The whole Catholic/Protestant theme was nowhere near as desperate as it really was/is in Ireland, but it was a recognizable rift, not just in my own family, but in our town. The kids knew what denomination all of us were, and it would sometimes come out in fights, but usually only then. The cemeteries on the hill in our town were split by a white picket fence – Protestants on one side, the Catholics on the other. The fence is gone, but I imagine it will take years for people to be buried there and have that subtle barrier broken.

But overall, I do get a kick out of “the Irish” in New York. Because you get right down to it, there is that strange bond I can’t deny, and so many odd little cultural touchstones that I recognize we were all raised with, most related to Catholicism and all the rules we had to tolerate as kids. Confession, catechism, confirmation, etc. I think with being Irish, it’s more a recognition of temperament and sense of humor than anything else. You can heap all these other things on top of it: love of the Notre Dame football team, drinking Guinness, being into The Pogues and such, acquiring a huge library of Irish authors, etc. But that shit doesn’t make you Irish, much like listening to hiphop doesn’t make you black (a message lost on so many culture-less kids over the past two decades).

I think I’m noticing the difference between cultural affectation, which runs rampant in our country, and the simple reality of quietly being raised with traditions that don’t readily announce themselves and aren’t recognizable to the outside world. Irish? Nah – I’m an American when it comes down to nationalities. And a non-hyphenated one at that. But it is interesting for me to meet other people of Irish lineage, or actual Irish people, and get those strange little jolts of recognition.

3 comments:

Jordan Hoffman said...

Seen the Departed yet?

Doesn't exactly paint Irish culture as anything too fantastic (saltines, violence & impotence.) Good music, though.

William S. Repsher said...

Haven't seen it, but I'd like to -- more so for another reason. If I'm not mistaken, William Monahan, who got his start at the NYPress, wrote the screenplay. Man, is that guy kicking ass.

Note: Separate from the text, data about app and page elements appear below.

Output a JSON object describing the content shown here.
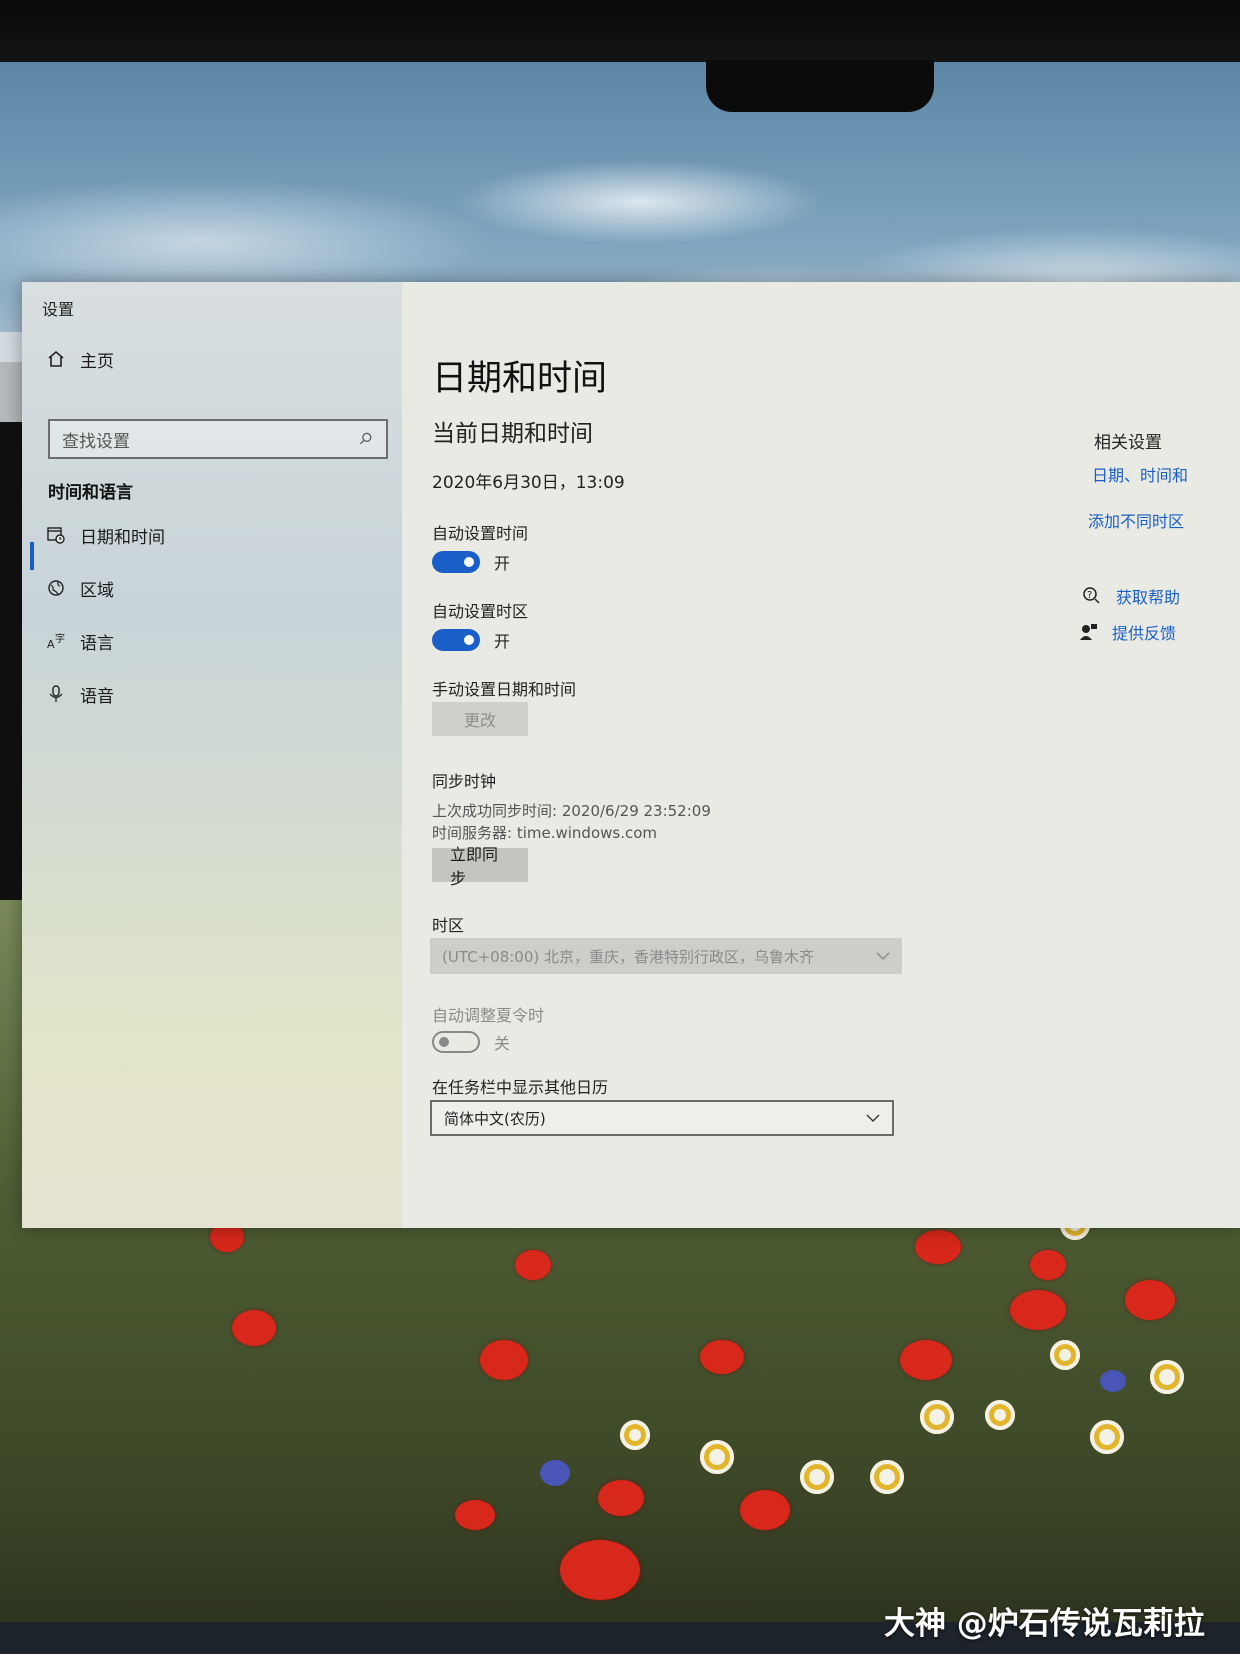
{
  "window": {
    "title": "设置"
  },
  "sidebar": {
    "home": "主页",
    "search_placeholder": "查找设置",
    "section": "时间和语言",
    "items": [
      {
        "label": "日期和时间",
        "icon": "calendar-clock-icon",
        "active": true
      },
      {
        "label": "区域",
        "icon": "globe-icon",
        "active": false
      },
      {
        "label": "语言",
        "icon": "language-icon",
        "active": false
      },
      {
        "label": "语音",
        "icon": "microphone-icon",
        "active": false
      }
    ]
  },
  "main": {
    "title": "日期和时间",
    "current_heading": "当前日期和时间",
    "current_value": "2020年6月30日，13:09",
    "auto_time": {
      "label": "自动设置时间",
      "state": "开",
      "on": true
    },
    "auto_timezone": {
      "label": "自动设置时区",
      "state": "开",
      "on": true
    },
    "manual": {
      "label": "手动设置日期和时间",
      "button": "更改"
    },
    "sync": {
      "heading": "同步时钟",
      "last_sync": "上次成功同步时间: 2020/6/29 23:52:09",
      "server": "时间服务器: time.windows.com",
      "button": "立即同步"
    },
    "timezone": {
      "label": "时区",
      "value": "(UTC+08:00) 北京，重庆，香港特别行政区，乌鲁木齐"
    },
    "dst": {
      "label": "自动调整夏令时",
      "state": "关",
      "on": false
    },
    "calendar": {
      "label": "在任务栏中显示其他日历",
      "value": "简体中文(农历)"
    }
  },
  "related": {
    "heading": "相关设置",
    "links": [
      "日期、时间和",
      "添加不同时区"
    ],
    "help": "获取帮助",
    "feedback": "提供反馈"
  },
  "watermark": "大神 @炉石传说瓦莉拉",
  "colors": {
    "accent": "#1a5fc7",
    "window_bg": "#e9eae4"
  }
}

I still don't know how this happened, but more power to him.

I suspect the Boston Irish are a lot like the NYC/New Jersey Irish: over the top.

Jordan Hoffman said...

I *knew* I knew that name from somewhere. Yeah, it's the same dude. Mazel Tov, I guess.

Yeah, it's a good film. You'll dig it.